● **What to work on**
Although the entries contain pictures, the copy should hold only their exact text.

● **Provided information**
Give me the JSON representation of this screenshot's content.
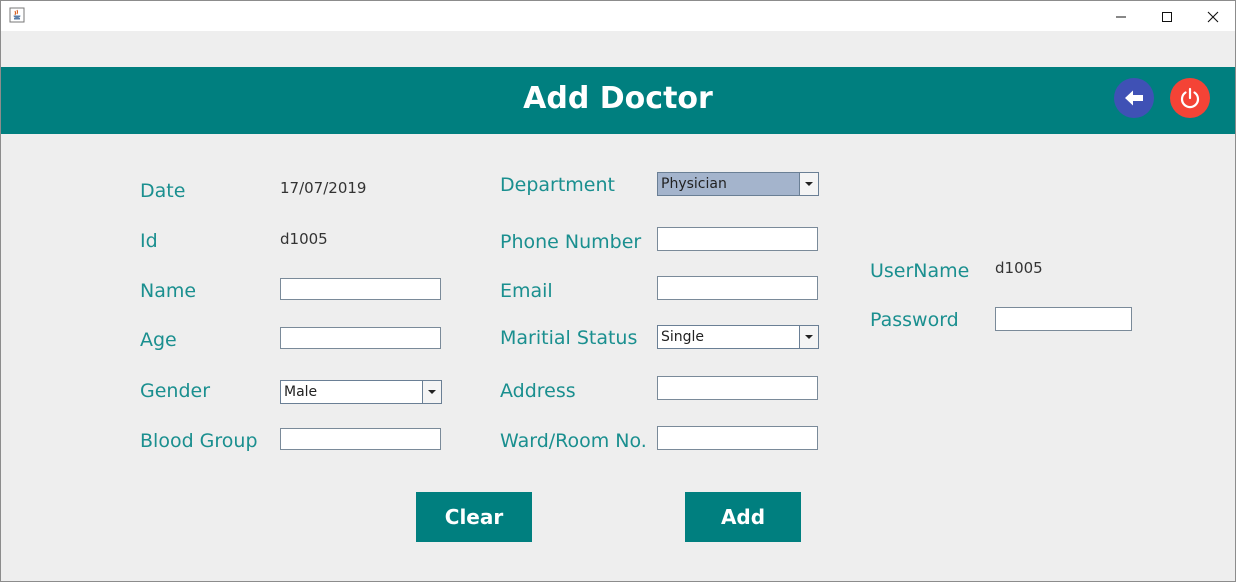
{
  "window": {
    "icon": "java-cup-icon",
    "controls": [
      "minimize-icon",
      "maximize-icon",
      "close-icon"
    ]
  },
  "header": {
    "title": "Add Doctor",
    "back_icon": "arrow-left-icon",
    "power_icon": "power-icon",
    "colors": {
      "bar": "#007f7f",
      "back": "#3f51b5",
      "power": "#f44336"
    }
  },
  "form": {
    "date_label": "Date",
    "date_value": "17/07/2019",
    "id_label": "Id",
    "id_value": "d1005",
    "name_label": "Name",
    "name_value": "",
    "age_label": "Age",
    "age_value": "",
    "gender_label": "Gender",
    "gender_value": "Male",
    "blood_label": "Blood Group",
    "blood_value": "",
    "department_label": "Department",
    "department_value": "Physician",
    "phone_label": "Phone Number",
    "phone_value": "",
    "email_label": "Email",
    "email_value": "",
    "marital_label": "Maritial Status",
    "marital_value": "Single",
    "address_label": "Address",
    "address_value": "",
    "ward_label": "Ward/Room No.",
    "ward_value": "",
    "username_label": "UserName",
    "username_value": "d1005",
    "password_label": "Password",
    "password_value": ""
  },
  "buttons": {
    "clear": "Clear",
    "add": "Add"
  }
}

● **Exercise result**
Give me the JSON representation of this screenshot's content.
{
  "window": {
    "icon": "java-cup-icon",
    "controls": [
      "minimize-icon",
      "maximize-icon",
      "close-icon"
    ]
  },
  "header": {
    "title": "Add Doctor",
    "back_icon": "arrow-left-icon",
    "power_icon": "power-icon",
    "colors": {
      "bar": "#007f7f",
      "back": "#3f51b5",
      "power": "#f44336"
    }
  },
  "form": {
    "date_label": "Date",
    "date_value": "17/07/2019",
    "id_label": "Id",
    "id_value": "d1005",
    "name_label": "Name",
    "name_value": "",
    "age_label": "Age",
    "age_value": "",
    "gender_label": "Gender",
    "gender_value": "Male",
    "blood_label": "Blood Group",
    "blood_value": "",
    "department_label": "Department",
    "department_value": "Physician",
    "phone_label": "Phone Number",
    "phone_value": "",
    "email_label": "Email",
    "email_value": "",
    "marital_label": "Maritial Status",
    "marital_value": "Single",
    "address_label": "Address",
    "address_value": "",
    "ward_label": "Ward/Room No.",
    "ward_value": "",
    "username_label": "UserName",
    "username_value": "d1005",
    "password_label": "Password",
    "password_value": ""
  },
  "buttons": {
    "clear": "Clear",
    "add": "Add"
  }
}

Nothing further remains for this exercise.